In comparison to cannabis sativa, cannabis indica is essentially the complete opposite. Cannabis indica maintains a small stature, featuring deep green, broad leaves, densely packed bud structures, and a tightly wound root system. If put under cold conditions during the night time, the leaves are known to change to a purple hue due to a defensive mechanism present in the plant. While cannabis sativa is large and takes a long time to reach harvest, cannabis indica offers a great indoor growing alternative due to its small size and early harvest time. Usually, cannabis indica strains have a higher ratio of CBD (Cannabidiol) to THC (tetrahydrocannabinol), which produces a stoney, heavy, couch-locking, and sometimes incapacitating high. Many people describe the taste of indicas to resemble the thickness of skunk, although there are some fruity strains. Primarily, cannabis indica emerged from the region of Pakistan and India, bringing along strains such as Blueberry, Cheese, G13, Northern Lights, and Purple Urkel (pictured above).

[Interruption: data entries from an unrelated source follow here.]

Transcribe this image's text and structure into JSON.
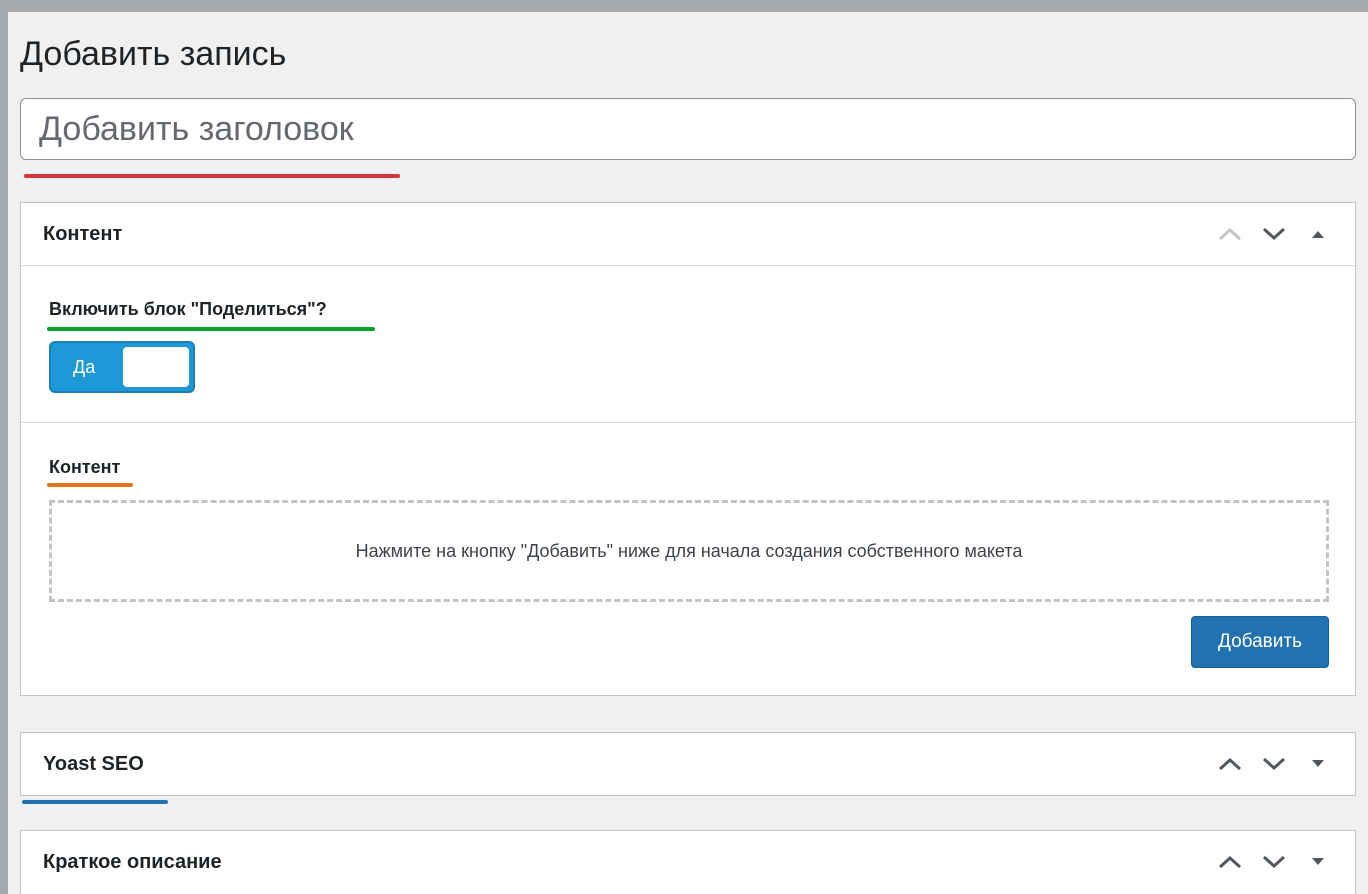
{
  "page": {
    "title": "Добавить запись",
    "title_placeholder": "Добавить заголовок"
  },
  "content_box": {
    "title": "Контент",
    "share_label": "Включить блок \"Поделиться\"?",
    "switch_label": "Да",
    "switch_on": true,
    "content_label": "Контент",
    "empty_message": "Нажмите на кнопку \"Добавить\" ниже для начала создания собственного макета",
    "add_button": "Добавить"
  },
  "yoast_box": {
    "title": "Yoast SEO"
  },
  "excerpt_box": {
    "title": "Краткое описание"
  },
  "colors": {
    "red_underline": "#d63638",
    "green_underline": "#00a32a",
    "orange_underline": "#e6761b",
    "blue_underline": "#2271b1",
    "switch_bg": "#1e98d6",
    "button_bg": "#2271b1"
  },
  "icons": {
    "move_up": "chevron-up-icon",
    "move_down": "chevron-down-icon",
    "collapse": "triangle-up-icon",
    "expand": "triangle-down-icon"
  }
}
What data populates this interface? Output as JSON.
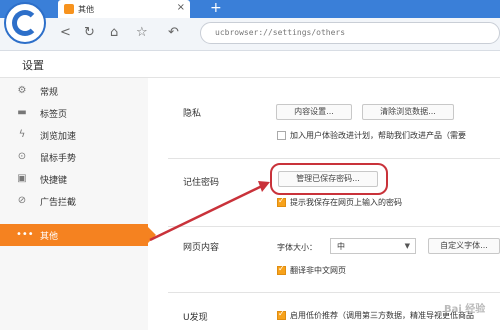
{
  "browser": {
    "tab_title": "其他",
    "new_tab": "+",
    "url": "ucbrowser://settings/others"
  },
  "page": {
    "title": "设置"
  },
  "sidebar": {
    "items": [
      {
        "label": "常规",
        "icon": "gear-icon"
      },
      {
        "label": "标签页",
        "icon": "tabs-icon"
      },
      {
        "label": "浏览加速",
        "icon": "lightning-icon"
      },
      {
        "label": "鼠标手势",
        "icon": "mouse-icon"
      },
      {
        "label": "快捷键",
        "icon": "keyboard-icon"
      },
      {
        "label": "广告拦截",
        "icon": "block-icon"
      },
      {
        "label": "其他",
        "icon": "more-icon",
        "active": true
      }
    ]
  },
  "privacy": {
    "label": "隐私",
    "content_settings": "内容设置...",
    "clear_data": "清除浏览数据...",
    "ux_program": "加入用户体验改进计划，帮助我们改进产品（需要",
    "ux_program_checked": false
  },
  "passwords": {
    "label": "记住密码",
    "manage": "管理已保存密码...",
    "prompt_save": "提示我保存在网页上输入的密码",
    "prompt_save_checked": true
  },
  "web_content": {
    "label": "网页内容",
    "font_size_label": "字体大小：",
    "font_size_value": "中",
    "custom_font": "自定义字体...",
    "translate": "翻译非中文网页",
    "translate_checked": true
  },
  "u_discover": {
    "label": "U发现",
    "low_price": "启用低价推荐（调用第三方数据，精准导视更低商品",
    "low_price_checked": true
  },
  "accent_color": "#f58220"
}
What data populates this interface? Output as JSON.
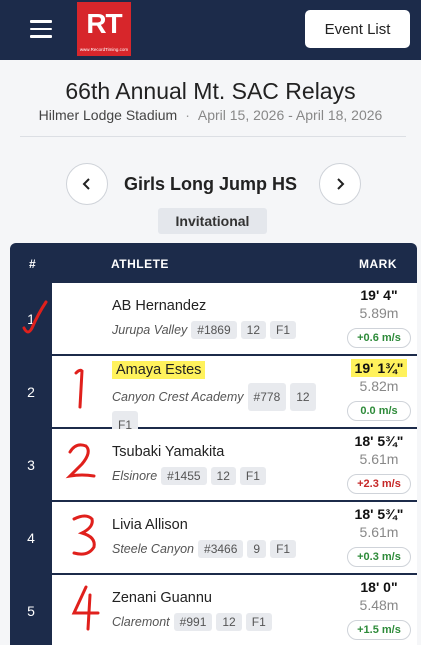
{
  "header": {
    "logo_text": "RT",
    "logo_sub": "www.RecordTiming.com",
    "event_list_label": "Event List"
  },
  "meet": {
    "title": "66th Annual Mt. SAC Relays",
    "venue": "Hilmer Lodge Stadium",
    "dates": "April 15, 2026 - April 18, 2026"
  },
  "event": {
    "name": "Girls Long Jump HS",
    "section": "Invitational"
  },
  "table": {
    "col_place": "#",
    "col_athlete": "ATHLETE",
    "col_mark": "MARK",
    "rows": [
      {
        "place": "1",
        "name": "AB Hernandez",
        "school": "Jurupa Valley",
        "bib": "#1869",
        "grade": "12",
        "flight": "F1",
        "mark_ft": "19' 4\"",
        "mark_m": "5.89m",
        "wind": "+0.6 m/s"
      },
      {
        "place": "2",
        "name": "Amaya Estes",
        "school": "Canyon Crest Academy",
        "bib": "#778",
        "grade": "12",
        "flight": "F1",
        "mark_ft": "19' 1¾\"",
        "mark_m": "5.82m",
        "wind": "0.0 m/s"
      },
      {
        "place": "3",
        "name": "Tsubaki Yamakita",
        "school": "Elsinore",
        "bib": "#1455",
        "grade": "12",
        "flight": "F1",
        "mark_ft": "18' 5¾\"",
        "mark_m": "5.61m",
        "wind": "+2.3 m/s"
      },
      {
        "place": "4",
        "name": "Livia Allison",
        "school": "Steele Canyon",
        "bib": "#3466",
        "grade": "9",
        "flight": "F1",
        "mark_ft": "18' 5¾\"",
        "mark_m": "5.61m",
        "wind": "+0.3 m/s"
      },
      {
        "place": "5",
        "name": "Zenani Guannu",
        "school": "Claremont",
        "bib": "#991",
        "grade": "12",
        "flight": "F1",
        "mark_ft": "18' 0\"",
        "mark_m": "5.48m",
        "wind": "+1.5 m/s"
      }
    ]
  },
  "colors": {
    "navy": "#1c2b4a",
    "brand_red": "#d7262b",
    "wind_positive": "#2e8b3a",
    "wind_negative": "#c62828",
    "highlight": "#fff25c",
    "annotation_red": "#e0201c"
  },
  "icons": {
    "menu": "hamburger-icon",
    "prev": "chevron-left-icon",
    "next": "chevron-right-icon"
  }
}
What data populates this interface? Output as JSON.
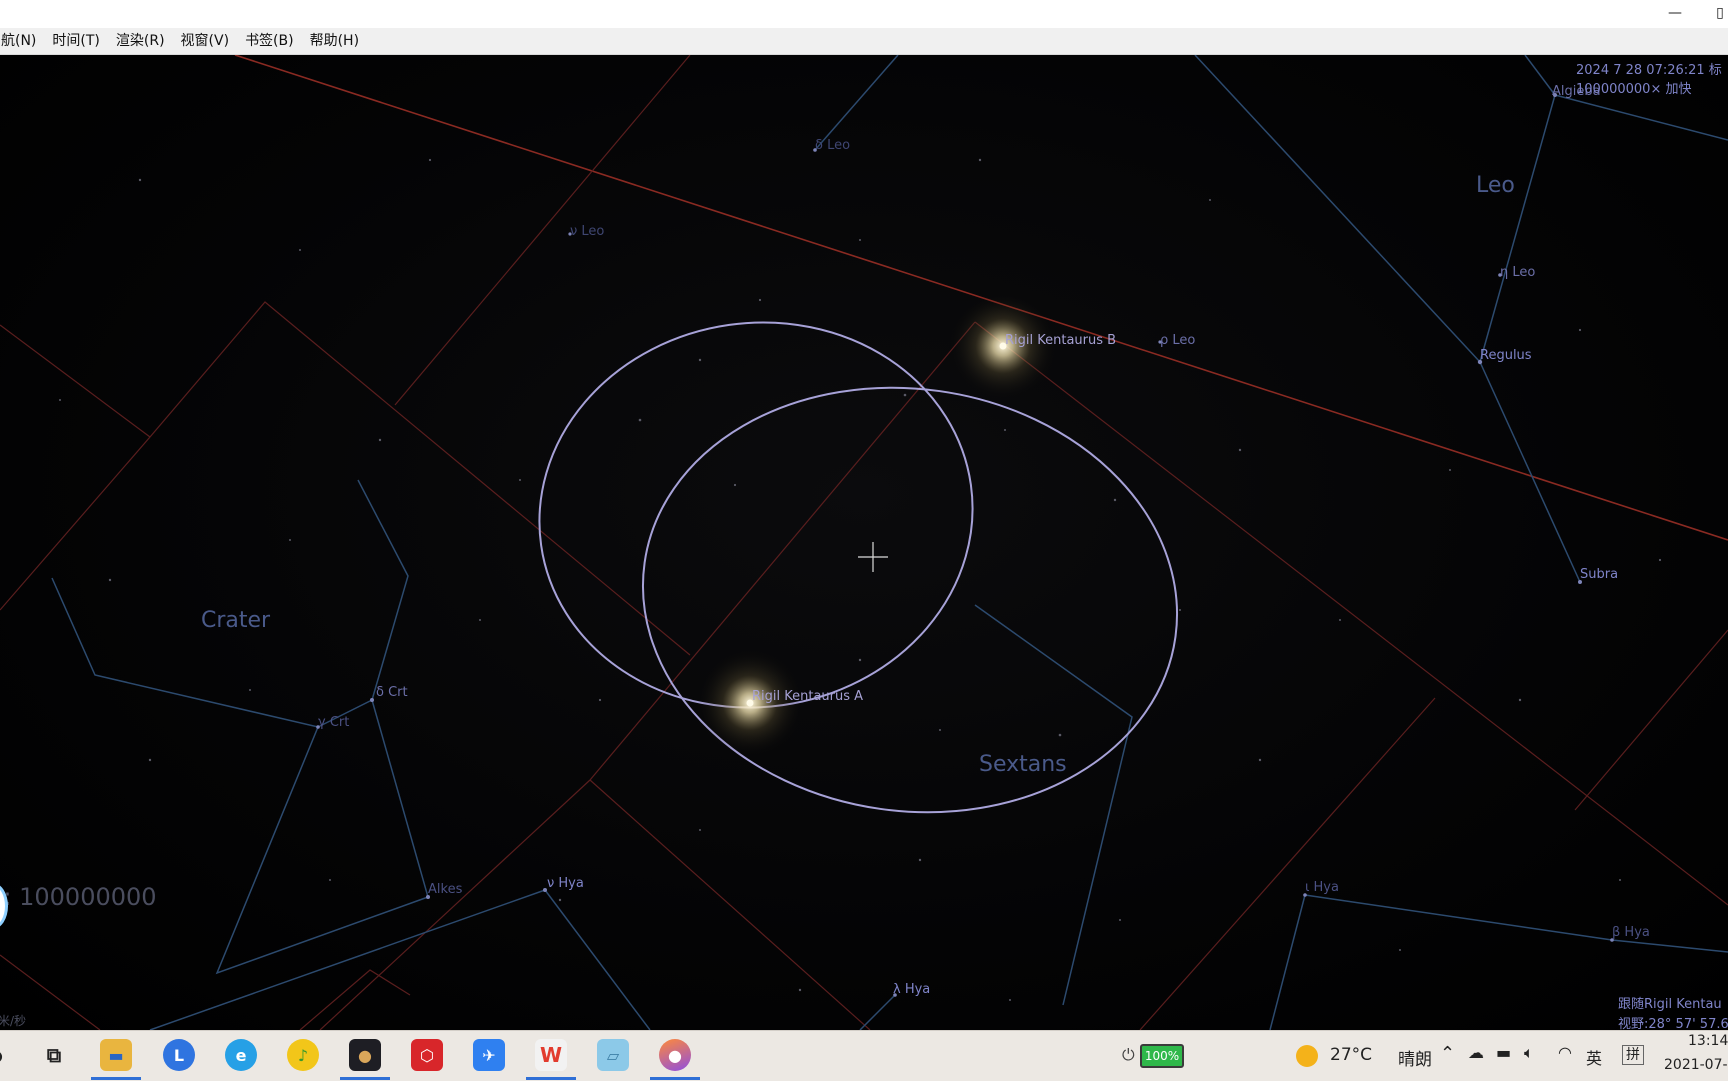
{
  "window": {
    "minimize_glyph": "—",
    "maximize_glyph": "▯"
  },
  "menu": {
    "items": [
      {
        "label": "航(N)"
      },
      {
        "label": "时间(T)"
      },
      {
        "label": "渲染(R)"
      },
      {
        "label": "视窗(V)"
      },
      {
        "label": "书签(B)"
      },
      {
        "label": "帮助(H)"
      }
    ]
  },
  "hud": {
    "datetime": "2024 7 28 07:26:21 标",
    "time_rate": "100000000× 加快",
    "speed_large": "t: 100000000",
    "speed_unit": "米/秒",
    "follow_target": "跟随Rigil Kentau",
    "field_of_view": "视野:28° 57' 57.6"
  },
  "sky": {
    "constellations": [
      {
        "name": "Leo"
      },
      {
        "name": "Crater"
      },
      {
        "name": "Sextans"
      }
    ],
    "stars": [
      {
        "label": "Rigil Kentaurus B"
      },
      {
        "label": "Rigil Kentaurus A"
      },
      {
        "label": "ρ Leo"
      },
      {
        "label": "η Leo"
      },
      {
        "label": "Regulus"
      },
      {
        "label": "Subra"
      },
      {
        "label": "Algieba"
      },
      {
        "label": "δ Leo"
      },
      {
        "label": "ν Leo"
      },
      {
        "label": "δ Crt"
      },
      {
        "label": "γ Crt"
      },
      {
        "label": "Alkes"
      },
      {
        "label": "ν Hya"
      },
      {
        "label": "λ Hya"
      },
      {
        "label": "ι Hya"
      },
      {
        "label": "β Hya"
      }
    ]
  },
  "taskbar": {
    "apps": [
      {
        "name": "task-view",
        "glyph": "⧉"
      },
      {
        "name": "file-explorer",
        "glyph": "▬"
      },
      {
        "name": "l-app",
        "glyph": "L"
      },
      {
        "name": "browser",
        "glyph": "e"
      },
      {
        "name": "music",
        "glyph": "♪"
      },
      {
        "name": "celestia",
        "glyph": "●"
      },
      {
        "name": "red-app",
        "glyph": "⬡"
      },
      {
        "name": "feishu",
        "glyph": "✈"
      },
      {
        "name": "wps",
        "glyph": "W"
      },
      {
        "name": "notes",
        "glyph": "▱"
      },
      {
        "name": "drop-app",
        "glyph": "●"
      }
    ],
    "battery": "100%",
    "weather_temp": "27°C",
    "weather_desc": "晴朗",
    "ime_lang": "英",
    "ime_mode": "拼",
    "clock_time": "13:14",
    "clock_date": "2021-07-"
  }
}
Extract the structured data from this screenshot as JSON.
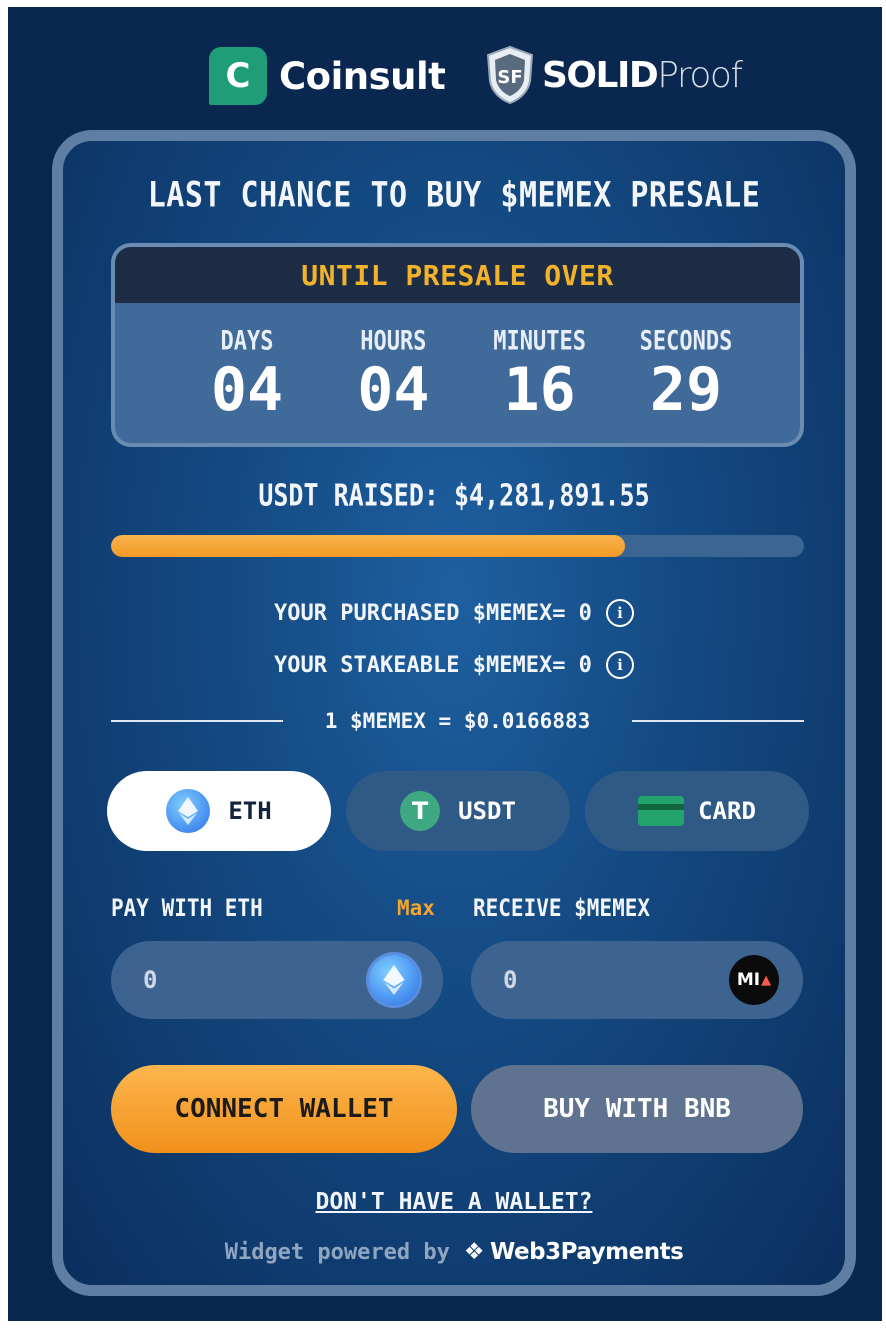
{
  "logos": {
    "coinsult_mark": "C",
    "coinsult": "Coinsult",
    "solid_mark": "SF",
    "solid_bold": "SOLID",
    "solid_light": "Proof"
  },
  "title": "LAST CHANCE TO BUY $MEMEX PRESALE",
  "timer": {
    "header": "UNTIL PRESALE OVER",
    "days_label": "DAYS",
    "days": "04",
    "hours_label": "HOURS",
    "hours": "04",
    "minutes_label": "MINUTES",
    "minutes": "16",
    "seconds_label": "SECONDS",
    "seconds": "29"
  },
  "raised": "USDT RAISED: $4,281,891.55",
  "progress_fraction": 0.742,
  "purchased": "YOUR PURCHASED $MEMEX= 0",
  "stakeable": "YOUR STAKEABLE $MEMEX= 0",
  "info_icon": "i",
  "rate": "1 $MEMEX = $0.0166883",
  "tabs": {
    "eth": "ETH",
    "usdt": "USDT",
    "card": "CARD",
    "usdt_icon": "T"
  },
  "pay_label": "PAY WITH ETH",
  "max_label": "Max",
  "receive_label": "RECEIVE $MEMEX",
  "pay_placeholder": "0",
  "receive_placeholder": "0",
  "memex_icon": "MI",
  "connect_button": "CONNECT WALLET",
  "bnb_button": "BUY WITH BNB",
  "no_wallet": "DON'T HAVE A WALLET?",
  "powered_by": "Widget powered by",
  "powered_brand": "Web3Payments",
  "colors": {
    "accent": "#f3a52d",
    "background": "#0a2750",
    "panel": "#134880"
  }
}
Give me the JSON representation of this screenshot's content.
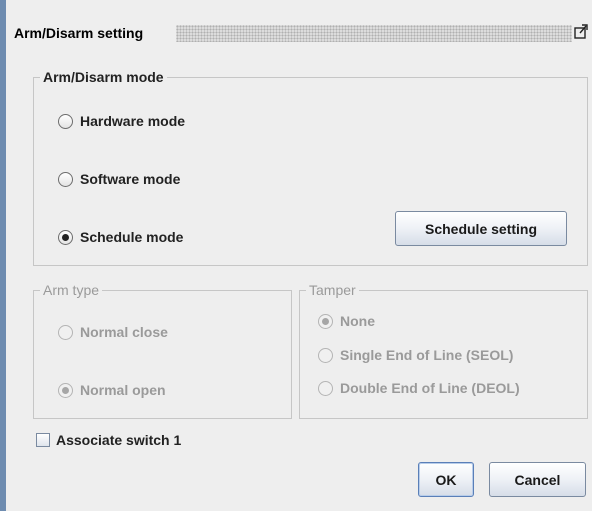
{
  "window": {
    "title": "Arm/Disarm setting"
  },
  "arm_disarm_mode": {
    "legend": "Arm/Disarm mode",
    "options": [
      {
        "label": "Hardware mode",
        "selected": false
      },
      {
        "label": "Software mode",
        "selected": false
      },
      {
        "label": "Schedule mode",
        "selected": true
      }
    ],
    "schedule_button": "Schedule setting"
  },
  "arm_type": {
    "legend": "Arm type",
    "enabled": false,
    "options": [
      {
        "label": "Normal close",
        "selected": false
      },
      {
        "label": "Normal open",
        "selected": true
      }
    ]
  },
  "tamper": {
    "legend": "Tamper",
    "enabled": false,
    "options": [
      {
        "label": "None",
        "selected": true
      },
      {
        "label": "Single End of Line (SEOL)",
        "selected": false
      },
      {
        "label": "Double End of Line (DEOL)",
        "selected": false
      }
    ]
  },
  "associate_switch": {
    "label": "Associate switch 1",
    "checked": false
  },
  "buttons": {
    "ok": "OK",
    "cancel": "Cancel"
  },
  "colors": {
    "window_border": "#6e8cb0",
    "background": "#eeeeee",
    "disabled_text": "#9a9a9a"
  }
}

Although the origins of cannabis ruderalis are disputed between Canada, Central Europe, Kazakhstan, Minnesota, and Russia, it popped onto the scene in the late 1980s as a breeder’s dream strain type. Cannabis ruderalis are small marijuana plants capable of being planted from seed and harvested within 60 days. Also referred to as autoflowers, cannabis ruderalis strains have the ability to go through the flowering cycle underneath any light schedule or photoperiod, making them expedient, simple, and accessible to even the most novice of growers. In addition, they are fantastically disease and pest resistant. As far as characteristics are concerned, they are short and stumpy, much smaller than any other strain type. They have broad leaves, but they are not nearly as large as afghanica or indica leaves. Rather than seeking side bud formations, sometimes entitled “popcorn” buds, many growers specifically grow one massive cola, or bud extending up to the top of the singular apical meristem. While ruderalis strains do not yield copious amounts in comparison to other strain types, their quick cycle allows for breeders to easily grow for the purpose of crossing strains. For recreation, ruderalis does not yield high amounts of THC or CBD, but breeding has increased these levels over time making it more suitable for smoking. Featured above is one of the more prolific ruderalis strains called Lowryder.
Found in the geographical region of Afghanistan, the appropriately named cannabis afghanica resembles indica due to its dark-green, broad leaves and its inability to grow greater than six feet tall. In fact, many aficionados lump afghanica in with indica for this reason, but if one scrutinizes afghanica closely the leaves are much wider and shorter than indica strains. If anything, afghanica is the extreme expression of the attributes of indica, especially as the cannabinoid content is exponentially greater. One example of afghanica is The Flying Dutchman above, but Afghani is also another well-known strain.